§ Problem statement
All entries should be output exactly as they stand.
=== Input material ===
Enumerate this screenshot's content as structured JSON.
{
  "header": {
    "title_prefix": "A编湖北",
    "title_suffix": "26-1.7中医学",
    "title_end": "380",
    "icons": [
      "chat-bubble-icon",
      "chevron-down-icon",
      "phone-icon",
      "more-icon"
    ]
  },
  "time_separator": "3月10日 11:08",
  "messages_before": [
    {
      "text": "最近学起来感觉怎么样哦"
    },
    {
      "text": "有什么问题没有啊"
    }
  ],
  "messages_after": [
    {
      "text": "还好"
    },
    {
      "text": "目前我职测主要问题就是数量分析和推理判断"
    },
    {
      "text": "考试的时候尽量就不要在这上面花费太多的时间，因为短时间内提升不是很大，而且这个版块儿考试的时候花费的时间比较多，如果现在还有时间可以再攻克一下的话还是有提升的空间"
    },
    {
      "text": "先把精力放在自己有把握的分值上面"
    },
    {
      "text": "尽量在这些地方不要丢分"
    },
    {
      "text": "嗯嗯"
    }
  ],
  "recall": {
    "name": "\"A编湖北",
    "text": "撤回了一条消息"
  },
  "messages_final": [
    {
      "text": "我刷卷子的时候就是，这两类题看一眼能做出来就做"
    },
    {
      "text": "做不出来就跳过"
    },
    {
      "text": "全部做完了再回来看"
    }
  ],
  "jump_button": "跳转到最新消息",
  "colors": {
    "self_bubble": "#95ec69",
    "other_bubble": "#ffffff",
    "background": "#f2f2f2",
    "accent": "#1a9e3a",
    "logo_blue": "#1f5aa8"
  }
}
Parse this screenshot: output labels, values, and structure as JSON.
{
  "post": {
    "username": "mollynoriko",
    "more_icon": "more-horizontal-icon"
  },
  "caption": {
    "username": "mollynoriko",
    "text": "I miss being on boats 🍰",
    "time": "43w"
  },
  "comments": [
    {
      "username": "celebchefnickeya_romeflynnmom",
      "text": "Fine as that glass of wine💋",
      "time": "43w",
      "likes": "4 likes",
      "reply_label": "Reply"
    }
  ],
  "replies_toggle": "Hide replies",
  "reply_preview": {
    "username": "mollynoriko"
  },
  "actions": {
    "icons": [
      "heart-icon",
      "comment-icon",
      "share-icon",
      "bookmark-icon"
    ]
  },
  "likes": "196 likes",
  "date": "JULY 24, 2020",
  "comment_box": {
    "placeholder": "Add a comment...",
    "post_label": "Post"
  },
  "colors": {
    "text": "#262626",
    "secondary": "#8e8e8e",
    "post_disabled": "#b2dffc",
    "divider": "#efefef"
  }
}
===
§ Exercise answer
Enumerate this screenshot's content as structured JSON.
{
  "header": {
    "title_prefix": "A编湖北",
    "title_suffix": "26-1.7中医学",
    "title_end": "380",
    "icons": [
      "chat-bubble-icon",
      "chevron-down-icon",
      "phone-icon",
      "more-icon"
    ]
  },
  "time_separator": "3月10日 11:08",
  "messages_before": [
    {
      "text": "最近学起来感觉怎么样哦"
    },
    {
      "text": "有什么问题没有啊"
    }
  ],
  "messages_after": [
    {
      "text": "还好"
    },
    {
      "text": "目前我职测主要问题就是数量分析和推理判断"
    },
    {
      "text": "考试的时候尽量就不要在这上面花费太多的时间，因为短时间内提升不是很大，而且这个版块儿考试的时候花费的时间比较多，如果现在还有时间可以再攻克一下的话还是有提升的空间"
    },
    {
      "text": "先把精力放在自己有把握的分值上面"
    },
    {
      "text": "尽量在这些地方不要丢分"
    },
    {
      "text": "嗯嗯"
    }
  ],
  "recall": {
    "name": "\"A编湖北",
    "text": "撤回了一条消息"
  },
  "messages_final": [
    {
      "text": "我刷卷子的时候就是，这两类题看一眼能做出来就做"
    },
    {
      "text": "做不出来就跳过"
    },
    {
      "text": "全部做完了再回来看"
    }
  ],
  "jump_button": "跳转到最新消息",
  "colors": {
    "self_bubble": "#95ec69",
    "other_bubble": "#ffffff",
    "background": "#f2f2f2",
    "accent": "#1a9e3a",
    "logo_blue": "#1f5aa8"
  }
}
Parse this screenshot: output labels, values, and structure as JSON.
{
  "post": {
    "username": "mollynoriko",
    "more_icon": "more-horizontal-icon"
  },
  "caption": {
    "username": "mollynoriko",
    "text": "I miss being on boats 🍰",
    "time": "43w"
  },
  "comments": [
    {
      "username": "celebchefnickeya_romeflynnmom",
      "text": "Fine as that glass of wine💋",
      "time": "43w",
      "likes": "4 likes",
      "reply_label": "Reply"
    }
  ],
  "replies_toggle": "Hide replies",
  "reply_preview": {
    "username": "mollynoriko"
  },
  "actions": {
    "icons": [
      "heart-icon",
      "comment-icon",
      "share-icon",
      "bookmark-icon"
    ]
  },
  "likes": "196 likes",
  "date": "JULY 24, 2020",
  "comment_box": {
    "placeholder": "Add a comment...",
    "post_label": "Post"
  },
  "colors": {
    "text": "#262626",
    "secondary": "#8e8e8e",
    "post_disabled": "#b2dffc",
    "divider": "#efefef"
  }
}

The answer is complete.